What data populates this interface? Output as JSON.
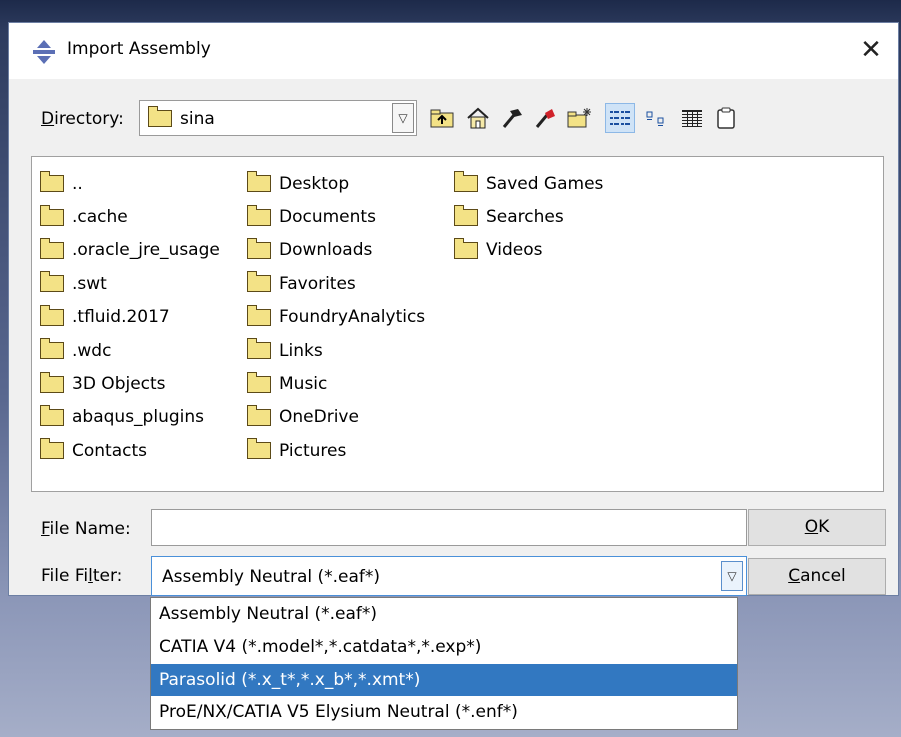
{
  "dialog": {
    "title": "Import Assembly",
    "title_icon": "move-arrows-icon",
    "close_glyph": "✕"
  },
  "directory": {
    "label_prefix": "",
    "label_accel": "D",
    "label_rest": "irectory:",
    "value": "sina"
  },
  "toolbar": {
    "icons": [
      "up-folder-icon",
      "home-icon",
      "hammer-icon",
      "bookmark-icon",
      "new-folder-icon",
      "list-view-icon",
      "icon-view-icon",
      "details-view-icon",
      "clipboard-icon"
    ]
  },
  "files": {
    "col1": [
      "..",
      ".cache",
      ".oracle_jre_usage",
      ".swt",
      ".tfluid.2017",
      ".wdc",
      "3D Objects",
      "abaqus_plugins",
      "Contacts"
    ],
    "col2": [
      "Desktop",
      "Documents",
      "Downloads",
      "Favorites",
      "FoundryAnalytics",
      "Links",
      "Music",
      "OneDrive",
      "Pictures"
    ],
    "col3": [
      "Saved Games",
      "Searches",
      "Videos"
    ]
  },
  "file_name": {
    "label_accel": "F",
    "label_rest": "ile Name:",
    "value": ""
  },
  "file_filter": {
    "label_prefix": "File Fi",
    "label_accel": "l",
    "label_rest": "ter:",
    "value": "Assembly Neutral (*.eaf*)",
    "options": [
      "Assembly Neutral (*.eaf*)",
      "CATIA V4 (*.model*,*.catdata*,*.exp*)",
      "Parasolid (*.x_t*,*.x_b*,*.xmt*)",
      "ProE/NX/CATIA V5 Elysium Neutral (*.enf*)"
    ],
    "highlighted_index": 2
  },
  "buttons": {
    "ok_accel": "O",
    "ok_rest": "K",
    "cancel_accel": "C",
    "cancel_rest": "ancel"
  },
  "colors": {
    "selection": "#3278c1",
    "folder_fill": "#f3e286"
  }
}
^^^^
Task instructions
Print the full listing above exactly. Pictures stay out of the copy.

Exercise output
What data populates this interface? Output as JSON.
{
  "dialog": {
    "title": "Import Assembly",
    "title_icon": "move-arrows-icon",
    "close_glyph": "✕"
  },
  "directory": {
    "label_prefix": "",
    "label_accel": "D",
    "label_rest": "irectory:",
    "value": "sina"
  },
  "toolbar": {
    "icons": [
      "up-folder-icon",
      "home-icon",
      "hammer-icon",
      "bookmark-icon",
      "new-folder-icon",
      "list-view-icon",
      "icon-view-icon",
      "details-view-icon",
      "clipboard-icon"
    ]
  },
  "files": {
    "col1": [
      "..",
      ".cache",
      ".oracle_jre_usage",
      ".swt",
      ".tfluid.2017",
      ".wdc",
      "3D Objects",
      "abaqus_plugins",
      "Contacts"
    ],
    "col2": [
      "Desktop",
      "Documents",
      "Downloads",
      "Favorites",
      "FoundryAnalytics",
      "Links",
      "Music",
      "OneDrive",
      "Pictures"
    ],
    "col3": [
      "Saved Games",
      "Searches",
      "Videos"
    ]
  },
  "file_name": {
    "label_accel": "F",
    "label_rest": "ile Name:",
    "value": ""
  },
  "file_filter": {
    "label_prefix": "File Fi",
    "label_accel": "l",
    "label_rest": "ter:",
    "value": "Assembly Neutral (*.eaf*)",
    "options": [
      "Assembly Neutral (*.eaf*)",
      "CATIA V4 (*.model*,*.catdata*,*.exp*)",
      "Parasolid (*.x_t*,*.x_b*,*.xmt*)",
      "ProE/NX/CATIA V5 Elysium Neutral (*.enf*)"
    ],
    "highlighted_index": 2
  },
  "buttons": {
    "ok_accel": "O",
    "ok_rest": "K",
    "cancel_accel": "C",
    "cancel_rest": "ancel"
  },
  "colors": {
    "selection": "#3278c1",
    "folder_fill": "#f3e286"
  }
}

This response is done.